Problem to work on
Scan the material below for every line with the string "model", and copy those lines.

Records
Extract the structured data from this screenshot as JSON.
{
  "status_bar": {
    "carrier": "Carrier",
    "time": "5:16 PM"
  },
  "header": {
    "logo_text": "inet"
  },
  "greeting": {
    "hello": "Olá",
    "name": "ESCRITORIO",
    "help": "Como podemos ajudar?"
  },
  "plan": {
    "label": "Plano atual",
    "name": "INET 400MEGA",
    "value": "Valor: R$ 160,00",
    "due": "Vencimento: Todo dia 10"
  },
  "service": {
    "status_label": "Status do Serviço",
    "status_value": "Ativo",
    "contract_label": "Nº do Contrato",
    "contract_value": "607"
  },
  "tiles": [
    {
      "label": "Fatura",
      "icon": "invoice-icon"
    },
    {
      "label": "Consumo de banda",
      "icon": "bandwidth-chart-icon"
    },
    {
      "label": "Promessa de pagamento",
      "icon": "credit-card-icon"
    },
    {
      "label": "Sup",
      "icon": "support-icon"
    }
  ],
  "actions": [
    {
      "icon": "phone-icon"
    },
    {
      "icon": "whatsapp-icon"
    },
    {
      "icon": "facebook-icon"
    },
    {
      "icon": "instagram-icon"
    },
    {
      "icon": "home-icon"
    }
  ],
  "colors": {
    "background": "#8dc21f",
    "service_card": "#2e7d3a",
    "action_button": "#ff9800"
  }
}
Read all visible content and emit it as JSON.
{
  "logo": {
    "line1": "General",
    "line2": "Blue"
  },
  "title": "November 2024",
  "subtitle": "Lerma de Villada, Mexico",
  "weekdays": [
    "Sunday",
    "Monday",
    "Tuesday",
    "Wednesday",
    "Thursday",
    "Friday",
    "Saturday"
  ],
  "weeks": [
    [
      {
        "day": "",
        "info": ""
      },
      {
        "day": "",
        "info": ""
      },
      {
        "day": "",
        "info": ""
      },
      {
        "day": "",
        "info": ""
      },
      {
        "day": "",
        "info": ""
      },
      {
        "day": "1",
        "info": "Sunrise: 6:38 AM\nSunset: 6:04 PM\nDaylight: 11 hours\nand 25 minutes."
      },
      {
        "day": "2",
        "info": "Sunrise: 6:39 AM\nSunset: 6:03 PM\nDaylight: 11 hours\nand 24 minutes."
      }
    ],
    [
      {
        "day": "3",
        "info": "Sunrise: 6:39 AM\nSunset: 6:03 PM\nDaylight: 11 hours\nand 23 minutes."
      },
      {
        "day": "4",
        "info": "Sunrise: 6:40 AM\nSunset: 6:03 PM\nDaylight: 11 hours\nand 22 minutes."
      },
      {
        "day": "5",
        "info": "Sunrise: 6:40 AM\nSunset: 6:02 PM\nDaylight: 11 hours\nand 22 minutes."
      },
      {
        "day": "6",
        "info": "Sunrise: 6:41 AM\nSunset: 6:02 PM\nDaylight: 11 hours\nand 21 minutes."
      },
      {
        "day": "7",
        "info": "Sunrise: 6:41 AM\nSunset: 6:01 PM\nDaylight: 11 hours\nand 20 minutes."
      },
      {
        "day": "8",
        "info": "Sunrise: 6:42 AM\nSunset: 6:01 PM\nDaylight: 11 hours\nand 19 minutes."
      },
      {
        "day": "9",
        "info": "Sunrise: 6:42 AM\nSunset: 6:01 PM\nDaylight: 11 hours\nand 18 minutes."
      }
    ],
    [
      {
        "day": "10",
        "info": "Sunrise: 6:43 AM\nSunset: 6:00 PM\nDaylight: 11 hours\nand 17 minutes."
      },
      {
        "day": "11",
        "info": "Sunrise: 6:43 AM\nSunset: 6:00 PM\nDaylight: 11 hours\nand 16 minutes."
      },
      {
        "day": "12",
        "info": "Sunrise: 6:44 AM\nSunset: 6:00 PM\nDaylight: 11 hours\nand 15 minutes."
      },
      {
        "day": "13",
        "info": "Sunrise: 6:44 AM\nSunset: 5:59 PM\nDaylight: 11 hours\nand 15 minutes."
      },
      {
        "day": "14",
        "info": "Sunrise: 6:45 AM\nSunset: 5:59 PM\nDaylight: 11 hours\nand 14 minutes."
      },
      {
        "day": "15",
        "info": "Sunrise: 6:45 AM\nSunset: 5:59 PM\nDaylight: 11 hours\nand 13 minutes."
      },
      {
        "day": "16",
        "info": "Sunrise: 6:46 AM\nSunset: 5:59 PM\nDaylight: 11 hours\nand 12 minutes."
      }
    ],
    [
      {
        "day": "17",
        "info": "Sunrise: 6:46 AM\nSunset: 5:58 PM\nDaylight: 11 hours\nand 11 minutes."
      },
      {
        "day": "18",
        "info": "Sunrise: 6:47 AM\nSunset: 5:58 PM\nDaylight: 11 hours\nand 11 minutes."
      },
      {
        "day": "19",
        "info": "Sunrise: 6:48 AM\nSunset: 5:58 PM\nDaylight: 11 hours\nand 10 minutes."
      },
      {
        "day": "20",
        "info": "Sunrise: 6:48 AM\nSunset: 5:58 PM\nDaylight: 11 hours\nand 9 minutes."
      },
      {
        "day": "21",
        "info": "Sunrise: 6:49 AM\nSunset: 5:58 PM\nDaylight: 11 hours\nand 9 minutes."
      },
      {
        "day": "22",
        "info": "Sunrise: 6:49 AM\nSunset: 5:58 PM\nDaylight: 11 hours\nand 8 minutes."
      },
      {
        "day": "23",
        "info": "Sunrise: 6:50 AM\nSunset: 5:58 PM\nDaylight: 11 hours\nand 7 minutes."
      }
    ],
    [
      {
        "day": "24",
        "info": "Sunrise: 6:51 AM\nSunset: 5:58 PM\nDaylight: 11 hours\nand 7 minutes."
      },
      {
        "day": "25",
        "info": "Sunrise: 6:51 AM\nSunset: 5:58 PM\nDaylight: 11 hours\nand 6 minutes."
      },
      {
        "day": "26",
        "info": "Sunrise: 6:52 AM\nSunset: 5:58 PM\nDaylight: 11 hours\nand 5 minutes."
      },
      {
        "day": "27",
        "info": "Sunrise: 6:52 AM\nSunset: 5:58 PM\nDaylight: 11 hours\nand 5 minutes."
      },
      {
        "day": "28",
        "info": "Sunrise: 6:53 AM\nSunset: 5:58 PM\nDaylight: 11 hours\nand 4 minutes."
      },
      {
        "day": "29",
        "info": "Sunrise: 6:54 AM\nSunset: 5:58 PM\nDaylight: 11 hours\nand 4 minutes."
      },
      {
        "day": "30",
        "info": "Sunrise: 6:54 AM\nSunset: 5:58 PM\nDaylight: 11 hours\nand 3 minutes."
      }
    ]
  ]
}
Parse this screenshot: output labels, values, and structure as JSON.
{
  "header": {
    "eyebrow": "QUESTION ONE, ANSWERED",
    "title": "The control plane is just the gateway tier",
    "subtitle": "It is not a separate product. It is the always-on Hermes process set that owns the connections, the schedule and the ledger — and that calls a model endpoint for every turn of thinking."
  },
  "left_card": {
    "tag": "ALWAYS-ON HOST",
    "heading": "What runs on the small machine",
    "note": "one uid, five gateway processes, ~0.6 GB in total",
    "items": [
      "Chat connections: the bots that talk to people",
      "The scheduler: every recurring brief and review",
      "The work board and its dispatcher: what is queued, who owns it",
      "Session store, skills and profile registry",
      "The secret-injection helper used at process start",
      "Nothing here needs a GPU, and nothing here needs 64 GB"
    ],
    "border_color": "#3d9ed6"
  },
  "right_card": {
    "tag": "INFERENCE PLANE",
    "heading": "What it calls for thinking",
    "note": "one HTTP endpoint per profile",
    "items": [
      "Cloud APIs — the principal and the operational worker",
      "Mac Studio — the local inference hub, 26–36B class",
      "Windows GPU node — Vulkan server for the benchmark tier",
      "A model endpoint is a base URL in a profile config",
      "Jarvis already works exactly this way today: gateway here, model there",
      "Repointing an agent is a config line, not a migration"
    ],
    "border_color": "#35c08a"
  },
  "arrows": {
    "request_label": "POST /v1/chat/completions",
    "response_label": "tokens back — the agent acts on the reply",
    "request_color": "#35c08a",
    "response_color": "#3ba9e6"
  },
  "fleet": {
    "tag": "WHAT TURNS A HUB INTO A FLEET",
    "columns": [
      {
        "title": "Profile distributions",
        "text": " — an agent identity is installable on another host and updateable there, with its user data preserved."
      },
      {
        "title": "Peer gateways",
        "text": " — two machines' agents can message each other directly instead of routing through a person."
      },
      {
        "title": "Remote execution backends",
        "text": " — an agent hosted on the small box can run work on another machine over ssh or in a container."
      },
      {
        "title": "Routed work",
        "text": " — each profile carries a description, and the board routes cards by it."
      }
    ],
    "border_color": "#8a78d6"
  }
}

Task output
    "subtitle": "It is not a separate product. It is the always-on Hermes process set that owns the connections, the schedule and the ledger — and that calls a model endpoint for every turn of thinking."
      "A model endpoint is a base URL in a profile config",
      "Jarvis already works exactly this way today: gateway here, model there",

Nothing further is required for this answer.